The November 9, 1972, launch of Telesat Canada’s Anik A1 satellite from Cape Kennedy, Florida, profoundly affected communications in the Northwest Territories. Anik (Inuktitut for ‘brother’) was the world’s first commercial, non-military communications satellite in a geostationary orbit. This type of orbit, 35,000 kilometres above the earth’s surface, meant the satellite remained stationary over a single point on the planet. A satellite dish pointed in the right direction would receive television and telephone signals to transmit into the Arctic communities.
Anik A1 brought the first live television broadcasts to many northern communities. Before Anik, the handful of north communities with television broadcast facilities had to rely on taped programs mailed from southern broadcast centres, rebroadcast from Yellowknife’s CBC studio, where the reception was often abysmal. Week-old hockey games and news programs long out-of-date were the norms in the north. The arrival of Anik not only brought current, up-to-date programming, but long-distance telephone services became reliable and much less dependent on atmospheric conditions for a clear signal.
After the launch, community-based satellite dishes appeared in remote northern towns and villages, and television signals were then re-broadcast locally.
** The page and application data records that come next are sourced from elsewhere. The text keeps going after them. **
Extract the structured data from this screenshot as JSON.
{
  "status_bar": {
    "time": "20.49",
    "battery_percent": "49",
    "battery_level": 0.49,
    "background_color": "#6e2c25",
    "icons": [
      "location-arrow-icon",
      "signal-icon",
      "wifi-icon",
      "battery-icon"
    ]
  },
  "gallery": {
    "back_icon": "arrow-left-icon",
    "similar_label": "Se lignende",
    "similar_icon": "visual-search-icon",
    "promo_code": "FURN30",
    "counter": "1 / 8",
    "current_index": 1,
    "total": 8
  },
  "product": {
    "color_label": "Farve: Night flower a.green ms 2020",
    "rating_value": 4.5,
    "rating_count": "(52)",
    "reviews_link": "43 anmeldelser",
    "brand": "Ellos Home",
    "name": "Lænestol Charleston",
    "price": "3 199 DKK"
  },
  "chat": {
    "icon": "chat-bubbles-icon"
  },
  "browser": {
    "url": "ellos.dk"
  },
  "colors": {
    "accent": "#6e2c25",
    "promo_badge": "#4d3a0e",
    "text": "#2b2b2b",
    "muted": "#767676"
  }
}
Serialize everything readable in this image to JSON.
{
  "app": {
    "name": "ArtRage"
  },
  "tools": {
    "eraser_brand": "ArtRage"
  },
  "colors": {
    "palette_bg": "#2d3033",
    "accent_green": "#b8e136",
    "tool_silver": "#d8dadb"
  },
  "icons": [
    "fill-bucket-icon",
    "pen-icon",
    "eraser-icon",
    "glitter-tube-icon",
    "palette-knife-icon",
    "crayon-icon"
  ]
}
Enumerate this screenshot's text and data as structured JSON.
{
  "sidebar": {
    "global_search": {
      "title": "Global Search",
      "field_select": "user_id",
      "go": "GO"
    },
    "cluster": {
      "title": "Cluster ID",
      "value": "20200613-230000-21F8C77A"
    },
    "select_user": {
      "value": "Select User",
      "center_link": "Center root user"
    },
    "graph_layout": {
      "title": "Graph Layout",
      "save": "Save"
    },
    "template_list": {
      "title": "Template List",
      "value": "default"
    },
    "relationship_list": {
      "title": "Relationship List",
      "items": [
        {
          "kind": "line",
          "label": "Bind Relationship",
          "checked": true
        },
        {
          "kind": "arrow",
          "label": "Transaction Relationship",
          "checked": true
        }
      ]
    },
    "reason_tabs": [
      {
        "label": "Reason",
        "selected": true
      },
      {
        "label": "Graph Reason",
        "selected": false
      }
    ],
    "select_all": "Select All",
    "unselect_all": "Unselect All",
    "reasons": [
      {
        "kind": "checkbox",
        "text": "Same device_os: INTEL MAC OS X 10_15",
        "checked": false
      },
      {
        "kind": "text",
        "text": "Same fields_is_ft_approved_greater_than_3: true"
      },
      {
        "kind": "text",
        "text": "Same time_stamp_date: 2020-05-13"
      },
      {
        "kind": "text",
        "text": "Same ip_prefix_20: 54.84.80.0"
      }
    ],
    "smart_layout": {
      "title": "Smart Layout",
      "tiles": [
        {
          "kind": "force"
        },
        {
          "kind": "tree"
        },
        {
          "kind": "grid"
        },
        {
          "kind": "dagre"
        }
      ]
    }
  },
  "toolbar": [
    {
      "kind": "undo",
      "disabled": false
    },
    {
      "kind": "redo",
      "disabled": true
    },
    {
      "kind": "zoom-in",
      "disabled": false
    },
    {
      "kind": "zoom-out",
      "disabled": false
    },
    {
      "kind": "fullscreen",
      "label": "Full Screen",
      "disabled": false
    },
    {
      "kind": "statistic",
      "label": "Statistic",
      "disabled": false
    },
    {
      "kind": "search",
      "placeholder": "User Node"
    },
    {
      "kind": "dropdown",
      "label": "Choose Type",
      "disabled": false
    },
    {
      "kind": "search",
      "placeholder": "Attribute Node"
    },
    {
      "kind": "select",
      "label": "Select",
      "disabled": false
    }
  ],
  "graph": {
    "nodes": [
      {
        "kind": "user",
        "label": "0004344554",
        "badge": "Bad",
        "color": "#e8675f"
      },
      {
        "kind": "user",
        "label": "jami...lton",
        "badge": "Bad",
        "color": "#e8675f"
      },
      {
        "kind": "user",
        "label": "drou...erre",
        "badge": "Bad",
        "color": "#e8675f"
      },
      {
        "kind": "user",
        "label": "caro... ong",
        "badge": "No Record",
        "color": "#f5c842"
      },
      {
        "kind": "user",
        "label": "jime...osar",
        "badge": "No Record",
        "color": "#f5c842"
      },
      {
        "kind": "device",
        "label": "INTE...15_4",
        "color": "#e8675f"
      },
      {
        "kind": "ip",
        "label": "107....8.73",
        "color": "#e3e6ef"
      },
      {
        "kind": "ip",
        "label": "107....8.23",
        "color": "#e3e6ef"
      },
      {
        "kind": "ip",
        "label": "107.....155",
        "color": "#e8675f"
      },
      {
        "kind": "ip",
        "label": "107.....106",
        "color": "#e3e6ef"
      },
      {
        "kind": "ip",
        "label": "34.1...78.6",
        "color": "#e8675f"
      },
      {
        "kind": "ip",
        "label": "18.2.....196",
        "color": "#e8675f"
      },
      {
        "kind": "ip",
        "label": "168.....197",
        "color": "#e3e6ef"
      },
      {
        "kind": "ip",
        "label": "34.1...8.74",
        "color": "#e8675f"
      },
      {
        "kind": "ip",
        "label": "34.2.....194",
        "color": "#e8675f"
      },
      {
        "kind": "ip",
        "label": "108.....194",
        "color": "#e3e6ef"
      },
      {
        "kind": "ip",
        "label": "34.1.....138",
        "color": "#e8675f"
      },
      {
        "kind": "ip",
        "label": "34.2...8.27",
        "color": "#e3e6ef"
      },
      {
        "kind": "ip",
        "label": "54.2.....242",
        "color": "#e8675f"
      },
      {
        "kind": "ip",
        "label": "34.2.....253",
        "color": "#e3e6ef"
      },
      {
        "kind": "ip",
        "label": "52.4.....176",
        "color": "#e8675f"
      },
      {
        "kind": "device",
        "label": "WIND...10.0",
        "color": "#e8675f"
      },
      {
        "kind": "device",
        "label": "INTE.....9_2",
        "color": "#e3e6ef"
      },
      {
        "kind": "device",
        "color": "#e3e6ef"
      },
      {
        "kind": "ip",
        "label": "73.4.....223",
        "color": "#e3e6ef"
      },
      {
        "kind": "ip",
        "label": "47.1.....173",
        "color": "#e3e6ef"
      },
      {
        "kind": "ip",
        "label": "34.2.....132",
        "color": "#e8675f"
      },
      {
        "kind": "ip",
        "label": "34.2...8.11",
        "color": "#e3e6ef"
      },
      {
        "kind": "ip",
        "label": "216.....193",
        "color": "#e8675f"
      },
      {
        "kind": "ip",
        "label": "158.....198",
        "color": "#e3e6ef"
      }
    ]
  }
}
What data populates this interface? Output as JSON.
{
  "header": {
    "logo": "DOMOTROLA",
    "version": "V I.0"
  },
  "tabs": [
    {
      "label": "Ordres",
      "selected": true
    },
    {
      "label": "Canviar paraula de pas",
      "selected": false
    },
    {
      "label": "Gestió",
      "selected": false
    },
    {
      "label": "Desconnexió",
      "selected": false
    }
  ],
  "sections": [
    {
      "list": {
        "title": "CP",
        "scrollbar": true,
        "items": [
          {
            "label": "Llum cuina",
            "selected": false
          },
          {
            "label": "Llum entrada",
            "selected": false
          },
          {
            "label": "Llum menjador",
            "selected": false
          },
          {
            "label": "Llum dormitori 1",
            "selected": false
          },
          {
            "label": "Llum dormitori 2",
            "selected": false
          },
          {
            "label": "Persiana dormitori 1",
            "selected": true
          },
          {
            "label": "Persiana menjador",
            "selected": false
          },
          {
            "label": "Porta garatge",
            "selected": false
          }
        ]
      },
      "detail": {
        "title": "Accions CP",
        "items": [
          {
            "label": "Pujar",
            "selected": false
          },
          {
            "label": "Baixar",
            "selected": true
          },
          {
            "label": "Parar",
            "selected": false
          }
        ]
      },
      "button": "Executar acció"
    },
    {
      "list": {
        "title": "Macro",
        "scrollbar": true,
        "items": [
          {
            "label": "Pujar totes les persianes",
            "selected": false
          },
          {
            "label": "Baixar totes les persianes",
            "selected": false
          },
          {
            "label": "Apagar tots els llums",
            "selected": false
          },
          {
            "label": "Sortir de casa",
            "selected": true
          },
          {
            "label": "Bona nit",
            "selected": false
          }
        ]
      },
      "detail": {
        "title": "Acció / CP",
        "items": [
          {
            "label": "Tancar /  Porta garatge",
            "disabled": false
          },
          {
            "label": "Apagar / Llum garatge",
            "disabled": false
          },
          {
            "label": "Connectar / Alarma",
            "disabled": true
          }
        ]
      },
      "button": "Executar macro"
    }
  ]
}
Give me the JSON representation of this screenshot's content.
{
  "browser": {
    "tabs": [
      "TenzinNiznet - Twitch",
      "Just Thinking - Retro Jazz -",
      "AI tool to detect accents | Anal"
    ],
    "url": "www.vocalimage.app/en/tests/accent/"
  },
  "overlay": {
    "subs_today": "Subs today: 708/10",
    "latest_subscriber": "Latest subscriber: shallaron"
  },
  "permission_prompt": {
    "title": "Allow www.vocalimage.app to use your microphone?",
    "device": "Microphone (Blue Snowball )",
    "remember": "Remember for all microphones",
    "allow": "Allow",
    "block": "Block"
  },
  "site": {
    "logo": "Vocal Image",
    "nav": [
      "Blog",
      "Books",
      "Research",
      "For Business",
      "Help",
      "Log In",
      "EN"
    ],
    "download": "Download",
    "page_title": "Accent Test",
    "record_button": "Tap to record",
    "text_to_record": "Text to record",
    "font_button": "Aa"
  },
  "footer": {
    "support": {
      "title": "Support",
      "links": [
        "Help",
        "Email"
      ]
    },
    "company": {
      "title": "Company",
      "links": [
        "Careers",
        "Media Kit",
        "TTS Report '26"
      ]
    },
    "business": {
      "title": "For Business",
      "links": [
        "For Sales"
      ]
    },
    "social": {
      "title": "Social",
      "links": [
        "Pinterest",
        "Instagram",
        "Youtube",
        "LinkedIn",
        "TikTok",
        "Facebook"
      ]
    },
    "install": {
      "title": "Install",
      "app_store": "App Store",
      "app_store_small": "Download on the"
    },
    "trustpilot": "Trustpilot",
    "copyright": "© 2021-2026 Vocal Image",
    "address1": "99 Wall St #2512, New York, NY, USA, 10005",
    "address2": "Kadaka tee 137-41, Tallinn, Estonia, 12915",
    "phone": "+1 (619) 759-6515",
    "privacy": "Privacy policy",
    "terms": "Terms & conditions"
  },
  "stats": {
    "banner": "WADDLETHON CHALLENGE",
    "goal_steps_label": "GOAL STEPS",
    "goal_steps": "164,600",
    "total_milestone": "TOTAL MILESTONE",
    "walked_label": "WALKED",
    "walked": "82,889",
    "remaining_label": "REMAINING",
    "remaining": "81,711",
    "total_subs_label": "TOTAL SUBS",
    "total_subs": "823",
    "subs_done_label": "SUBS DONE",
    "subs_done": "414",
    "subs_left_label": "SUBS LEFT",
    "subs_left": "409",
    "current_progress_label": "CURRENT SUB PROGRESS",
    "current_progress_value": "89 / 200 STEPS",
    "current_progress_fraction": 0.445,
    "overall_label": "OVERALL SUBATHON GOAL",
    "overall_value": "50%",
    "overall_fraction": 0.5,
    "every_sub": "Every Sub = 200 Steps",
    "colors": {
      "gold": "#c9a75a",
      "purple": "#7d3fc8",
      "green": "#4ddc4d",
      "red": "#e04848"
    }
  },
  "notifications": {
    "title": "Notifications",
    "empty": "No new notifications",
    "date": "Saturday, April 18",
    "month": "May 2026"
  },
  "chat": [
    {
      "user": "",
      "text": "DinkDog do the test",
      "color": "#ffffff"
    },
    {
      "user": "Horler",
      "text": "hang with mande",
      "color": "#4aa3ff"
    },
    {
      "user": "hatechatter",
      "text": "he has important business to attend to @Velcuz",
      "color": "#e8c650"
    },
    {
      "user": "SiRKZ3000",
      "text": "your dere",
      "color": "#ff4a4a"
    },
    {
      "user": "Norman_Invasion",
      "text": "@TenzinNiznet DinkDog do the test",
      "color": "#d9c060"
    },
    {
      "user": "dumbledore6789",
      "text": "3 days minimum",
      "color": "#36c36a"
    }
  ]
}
Anik A1 also meant that television programs produced in the north could be sent south, and 1978 saw the opening of the Northwest Territories’ first CBC television production facilities in Yellowknife.